Transmission of Hepatitis A
How does hepatitis A spread?
Hepatitis A is a communicable (or contagious) disease that is acquired primarily by the fecal oral route either from person to person or through contaminated food or water.
Food-related outbreaks are most commonly associated with contamination of food during preparation by an HAV-infected food handler. The food handler may not recognize they are contagious or ill because the peak time of infectivity—that is, when the most virus is present in the stool of an infected individual—occurs during the two weeks before symptoms begin
Figure 1. Hepatitis A outbreaks associated with shellfish, worldwide, from 1956 to 2016.
Fresh produce contaminated during cultivation, harvesting, processing, and distribution has also been a source of hepatitis A infections. In 1997, frozen strawberries were the source of a hepatitis A outbreak in five states and, in 2016, were the source of a hepatitis A outbreak in nine states. In 2003, fresh green onions were identified as the source of a hepatitis A outbreak traced to consumption of food at a Pennsylvania restaurant. Other produce, such as blueberries, lettuce, blackberries, and pomegranate seeds, has been associated with hepatitis A outbreaks in the U.S. as well as in other developed countries.
Figure 2. Hepatitis A outbreaks associated with fresh, frozen, and minimally processed produce, worldwide, from 1983 to 2016.
HAV is relatively stable and can survive for several hours on fingertips and hands, and up to two months on dry surfaces. The virus can be inactivated by heating to 185°F (85°C) or higher for one minute, or disinfecting surfaces with a 1:100 dilution of sodium hypochlorite (household bleach) in tap water. It must be noted, however, that HAV can still be spread from cooked food if it is contaminated after cooking.
Although ingestion of contaminated food is a common means of spread for hepatitis A, the virus may also be spread by household contact among families or roommates, sexual contact, or less commonly, through blood-to-blood contact between persons sharing illicit drugs.
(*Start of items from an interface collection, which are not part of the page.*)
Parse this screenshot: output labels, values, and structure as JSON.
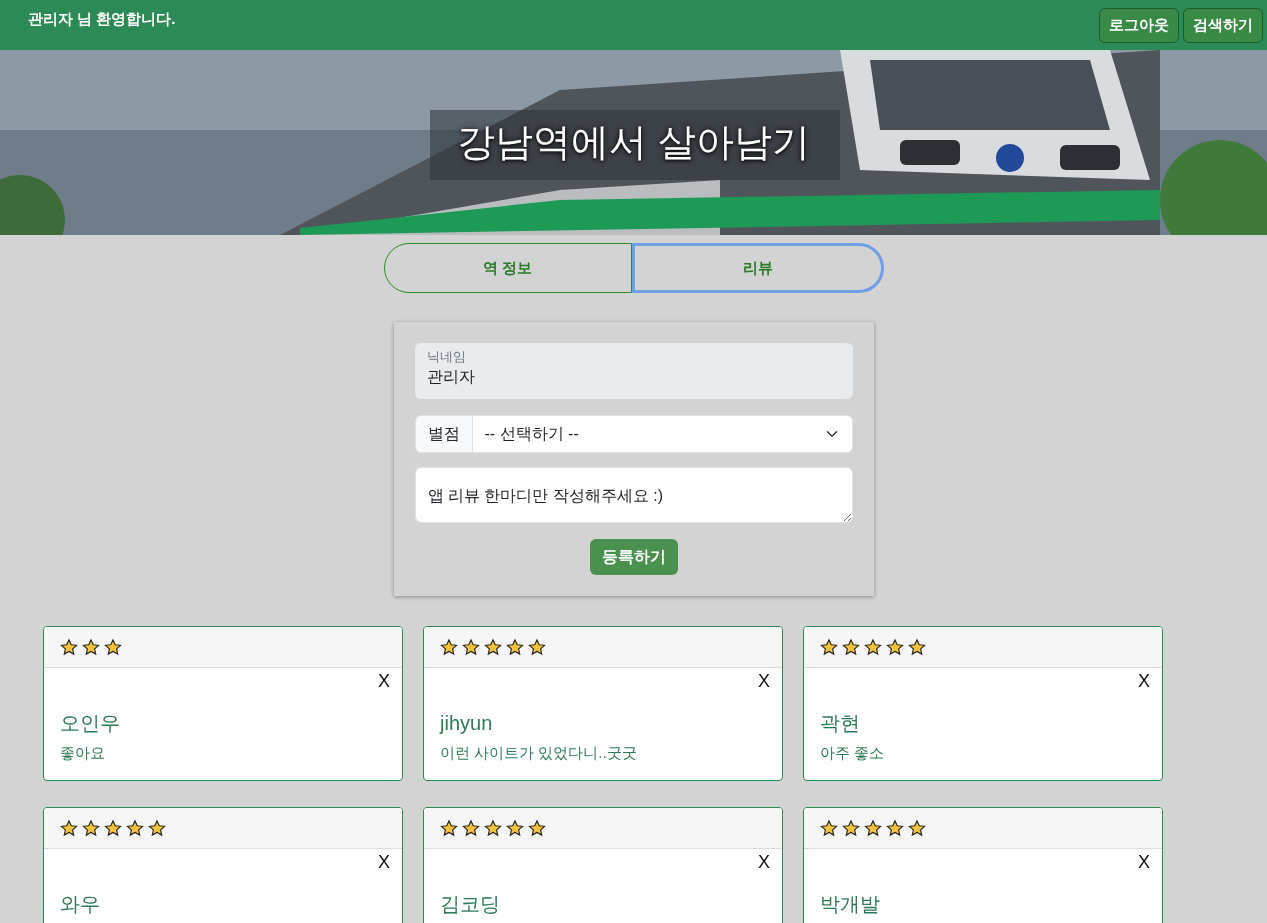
{
  "navbar": {
    "greeting": "관리자 님 환영합니다.",
    "buttons": [
      "로그아웃",
      "검색하기"
    ]
  },
  "hero": {
    "kind": "picture",
    "title": "강남역에서 살아남기"
  },
  "tabs": [
    {
      "label": "역 정보",
      "selected": false
    },
    {
      "label": "리뷰",
      "selected": true
    }
  ],
  "form": {
    "nickname": {
      "label": "닉네임",
      "value": "관리자",
      "disabled": true
    },
    "rating": {
      "label": "별점",
      "value": "-- 선택하기 --"
    },
    "comment": {
      "placeholder": "앱 리뷰 한마디만 작성해주세요 :)"
    },
    "submit": "등록하기"
  },
  "reviews": [
    {
      "stars": 3,
      "close": "X",
      "name": "오인우",
      "comment": "좋아요"
    },
    {
      "stars": 5,
      "close": "X",
      "name": "jihyun",
      "comment": "이런 사이트가 있었다니..굿굿"
    },
    {
      "stars": 5,
      "close": "X",
      "name": "곽현",
      "comment": "아주 좋소"
    },
    {
      "stars": 5,
      "close": "X",
      "name": "와우"
    },
    {
      "stars": 5,
      "close": "X",
      "name": "김코딩"
    },
    {
      "stars": 5,
      "close": "X",
      "name": "박개발"
    }
  ]
}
Young children are often asymptomatic or have unrecognized infections, but they can infect their parents and other adults, as well as older children, who are more likely to exhibit symptoms.